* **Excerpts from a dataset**
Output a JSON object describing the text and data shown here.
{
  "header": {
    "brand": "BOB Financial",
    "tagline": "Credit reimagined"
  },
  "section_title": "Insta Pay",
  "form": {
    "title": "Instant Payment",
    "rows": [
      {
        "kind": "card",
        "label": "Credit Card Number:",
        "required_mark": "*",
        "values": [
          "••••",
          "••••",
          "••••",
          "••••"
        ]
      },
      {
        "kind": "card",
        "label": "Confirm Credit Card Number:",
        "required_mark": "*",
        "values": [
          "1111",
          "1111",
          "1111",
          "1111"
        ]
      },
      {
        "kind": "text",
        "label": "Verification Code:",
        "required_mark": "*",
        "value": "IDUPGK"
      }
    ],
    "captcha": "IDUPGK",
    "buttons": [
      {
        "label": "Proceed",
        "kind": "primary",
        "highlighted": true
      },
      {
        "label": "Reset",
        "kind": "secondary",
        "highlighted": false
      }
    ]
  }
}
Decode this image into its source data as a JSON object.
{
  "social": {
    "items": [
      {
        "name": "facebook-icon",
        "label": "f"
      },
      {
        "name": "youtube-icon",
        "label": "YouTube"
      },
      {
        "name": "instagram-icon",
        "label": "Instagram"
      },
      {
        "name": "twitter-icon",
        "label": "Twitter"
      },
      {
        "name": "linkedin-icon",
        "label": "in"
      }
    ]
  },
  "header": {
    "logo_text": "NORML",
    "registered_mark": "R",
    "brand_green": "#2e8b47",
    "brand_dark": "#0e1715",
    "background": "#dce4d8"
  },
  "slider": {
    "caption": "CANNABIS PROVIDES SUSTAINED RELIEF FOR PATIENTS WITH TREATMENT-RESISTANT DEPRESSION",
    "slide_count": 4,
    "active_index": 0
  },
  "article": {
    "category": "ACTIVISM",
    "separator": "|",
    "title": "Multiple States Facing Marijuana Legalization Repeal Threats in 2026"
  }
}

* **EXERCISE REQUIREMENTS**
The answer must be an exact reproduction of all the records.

* **RESULT OF THIS EXERCISE**
Output a JSON object describing the text and data shown here.
{
  "header": {
    "brand": "BOB Financial",
    "tagline": "Credit reimagined"
  },
  "section_title": "Insta Pay",
  "form": {
    "title": "Instant Payment",
    "rows": [
      {
        "kind": "card",
        "label": "Credit Card Number:",
        "required_mark": "*",
        "values": [
          "••••",
          "••••",
          "••••",
          "••••"
        ]
      },
      {
        "kind": "card",
        "label": "Confirm Credit Card Number:",
        "required_mark": "*",
        "values": [
          "1111",
          "1111",
          "1111",
          "1111"
        ]
      },
      {
        "kind": "text",
        "label": "Verification Code:",
        "required_mark": "*",
        "value": "IDUPGK"
      }
    ],
    "captcha": "IDUPGK",
    "buttons": [
      {
        "label": "Proceed",
        "kind": "primary",
        "highlighted": true
      },
      {
        "label": "Reset",
        "kind": "secondary",
        "highlighted": false
      }
    ]
  }
}
Decode this image into its source data as a JSON object.
{
  "social": {
    "items": [
      {
        "name": "facebook-icon",
        "label": "f"
      },
      {
        "name": "youtube-icon",
        "label": "YouTube"
      },
      {
        "name": "instagram-icon",
        "label": "Instagram"
      },
      {
        "name": "twitter-icon",
        "label": "Twitter"
      },
      {
        "name": "linkedin-icon",
        "label": "in"
      }
    ]
  },
  "header": {
    "logo_text": "NORML",
    "registered_mark": "R",
    "brand_green": "#2e8b47",
    "brand_dark": "#0e1715",
    "background": "#dce4d8"
  },
  "slider": {
    "caption": "CANNABIS PROVIDES SUSTAINED RELIEF FOR PATIENTS WITH TREATMENT-RESISTANT DEPRESSION",
    "slide_count": 4,
    "active_index": 0
  },
  "article": {
    "category": "ACTIVISM",
    "separator": "|",
    "title": "Multiple States Facing Marijuana Legalization Repeal Threats in 2026"
  }
}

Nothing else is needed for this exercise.